Each year the Gulf and Caribbean Fisheries Institute (GCFI, holds a conference to promote the exchange of current information on the use and management of marine resources in the Gulf and Caribbean region. This is a tough task, given that the Caribbean alone is comprised of 28 island nations and over 7,000 individual islands! However, last week GCFI set out again to take charge. CEI Research Manager, Annabelle Brooks and I were fortunate to attend the 64th annual meeting, which was held this year in Puerto Morelos, Mexico, a small fishing village about 20 minutes south of Cancun. We joined government representatives, scientists, students, managers and fisherman for the week-long conference that included presentations on sustainable fisheries, management and socio-economics. Sitting through the sessions, I was excited to see the magnitude of work that other small islands, like Eleuthera, are taking on. Annabelle was invited to present during one of these sessions and did a great job representing CEI with her presentation, “Patch reefs as important habitat for Nassau grouper and Caribbean spiny lobster near Eleuthera, The Bahamas: Implications for MPA development,” which served to summarize and disseminate data that has been collected by Island School students since 2004.  I also had the opportunity to present information about CEI’s Lionfish Research and Education Program during the poster session, which proved to be a great venue to connect one-on-one with interested scientists and students. I was also invited to assist with the two-day Lionfish Collecting and Handling Special Workshop hosted by Lad Akins (REEF, The workshop provided up-to-date information on this invasive species, lessons learned from areas already invaded and practical instruction in lionfish collecting, handling and monitoring for impacts. It was great to see the interesting and successful work that islands like Grand Cayman and Cuba have enacted to research and manage lionfish. This workshop will help build capacity for countries dealing with the invasion and was especially insightful for countries in the southern Caribbean who have just recently had their first lionfish sighting. I was able to lead a group of snorkelers from Guadeloupe and St. Lucia to experience their first capture of a lionfish. It was amazing to see their excitement when they learned how to use nets to capture the fish and safely handle, dissect and fillet them! It’s easy to feel isolated living on a small island, but working alongside people from other island nations helped remind me that - although we at CEI are nestled on the tiny area of Cow Point - we are part of the larger Caribbean community. The work we are doing is relevant, important and needs to be shared!

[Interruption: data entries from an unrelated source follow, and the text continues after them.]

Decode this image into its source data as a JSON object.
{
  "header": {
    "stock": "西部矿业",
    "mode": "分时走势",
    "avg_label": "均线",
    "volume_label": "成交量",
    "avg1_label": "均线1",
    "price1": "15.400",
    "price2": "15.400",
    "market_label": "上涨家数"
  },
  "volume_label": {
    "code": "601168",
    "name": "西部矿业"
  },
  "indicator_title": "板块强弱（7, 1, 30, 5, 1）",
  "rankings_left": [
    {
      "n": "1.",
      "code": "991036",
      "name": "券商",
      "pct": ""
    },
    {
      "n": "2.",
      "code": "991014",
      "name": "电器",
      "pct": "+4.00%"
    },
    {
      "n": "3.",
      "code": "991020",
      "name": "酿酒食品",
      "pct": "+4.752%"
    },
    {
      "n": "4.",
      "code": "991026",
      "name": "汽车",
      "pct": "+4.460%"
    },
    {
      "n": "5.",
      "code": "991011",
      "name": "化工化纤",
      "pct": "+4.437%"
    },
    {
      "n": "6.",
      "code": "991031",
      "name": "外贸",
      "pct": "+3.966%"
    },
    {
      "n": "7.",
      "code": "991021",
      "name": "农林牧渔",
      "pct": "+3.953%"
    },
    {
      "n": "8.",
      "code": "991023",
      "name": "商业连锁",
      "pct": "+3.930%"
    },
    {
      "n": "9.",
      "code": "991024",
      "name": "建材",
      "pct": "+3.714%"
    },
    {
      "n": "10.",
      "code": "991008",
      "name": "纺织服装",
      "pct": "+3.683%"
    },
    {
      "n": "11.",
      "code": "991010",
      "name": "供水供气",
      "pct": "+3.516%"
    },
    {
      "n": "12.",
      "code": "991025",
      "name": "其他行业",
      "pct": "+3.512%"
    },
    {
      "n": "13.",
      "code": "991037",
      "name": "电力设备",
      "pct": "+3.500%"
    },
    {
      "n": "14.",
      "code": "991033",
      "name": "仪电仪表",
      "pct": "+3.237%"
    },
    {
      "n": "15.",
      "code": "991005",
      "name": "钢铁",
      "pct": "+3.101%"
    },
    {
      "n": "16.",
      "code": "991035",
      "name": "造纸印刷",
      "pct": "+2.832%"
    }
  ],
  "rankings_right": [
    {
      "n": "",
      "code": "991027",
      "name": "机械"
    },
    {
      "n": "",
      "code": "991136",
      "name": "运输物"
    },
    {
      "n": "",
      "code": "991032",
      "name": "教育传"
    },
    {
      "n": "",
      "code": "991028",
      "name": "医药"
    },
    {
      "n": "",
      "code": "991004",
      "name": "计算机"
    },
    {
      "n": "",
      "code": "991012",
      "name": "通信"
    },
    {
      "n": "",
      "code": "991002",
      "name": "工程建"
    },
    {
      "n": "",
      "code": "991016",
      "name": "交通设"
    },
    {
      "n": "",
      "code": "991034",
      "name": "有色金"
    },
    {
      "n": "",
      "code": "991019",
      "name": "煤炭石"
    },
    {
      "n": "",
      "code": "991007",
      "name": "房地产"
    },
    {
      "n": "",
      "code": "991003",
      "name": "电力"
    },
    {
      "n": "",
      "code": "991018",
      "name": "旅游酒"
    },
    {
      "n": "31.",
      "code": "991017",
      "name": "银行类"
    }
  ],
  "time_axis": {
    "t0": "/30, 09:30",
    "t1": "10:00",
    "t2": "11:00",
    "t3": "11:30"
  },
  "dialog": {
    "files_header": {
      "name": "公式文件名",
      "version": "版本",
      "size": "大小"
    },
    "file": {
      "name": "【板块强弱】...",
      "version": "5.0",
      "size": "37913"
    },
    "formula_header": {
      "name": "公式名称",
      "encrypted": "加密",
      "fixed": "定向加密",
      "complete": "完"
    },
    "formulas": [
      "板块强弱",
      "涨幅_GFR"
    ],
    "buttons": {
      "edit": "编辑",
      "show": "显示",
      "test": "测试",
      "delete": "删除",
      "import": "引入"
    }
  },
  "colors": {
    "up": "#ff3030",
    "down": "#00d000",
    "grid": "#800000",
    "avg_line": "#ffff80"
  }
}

By the end of the week, I felt a definite sense of satisfaction and a newfound energy. Stepping off of the plane, I was happy to be back in Eleuthera. I felt reconnected with this island I now call home. I had been reminded of my passion for this place, for my work, and for my role as an environmental steward. GCFI gave me my “conference caffeine” and I’m eager to put this new energy, these new ideas and these connections to work.

By: Skylar Miller, Lionfish Research and Education, Sp ’03 Alum

F'11 First Lionfish Research Update

By Maddy Philipp and Katie Harpin [slideshow] Greetings from the Lionfish Research team! We are now three weeks into the program and have already learned so much. The purpose of our study is to look at how grouper and currents affect the distribution of invasive lionfish (Pterois volitans) found around Cape Eleuthera, Bahamas. So far we have gone on two mock dives. Unfortunately our second one got cut short due to an unexpected thunderstorm. We have also learned how to identify grouper and take the total length of fish from a distance underwater. For one of our classes, we took a trip to CEI and learned how to dissect a lionfish. From the dissection we could see what the lionfish had eaten. We also learned that lionfish can expand their stomachs up to 30 times its normal size. For another class we became scientist for a day and learned the correct structure for scientific papers. We have 3 research classes a week and two of those usually involve fieldwork. Although the readings may be strenuous, the lionfish team is excited to have the opportunity to work alongside biologists and helping to further the worlds knowledge on lionfish.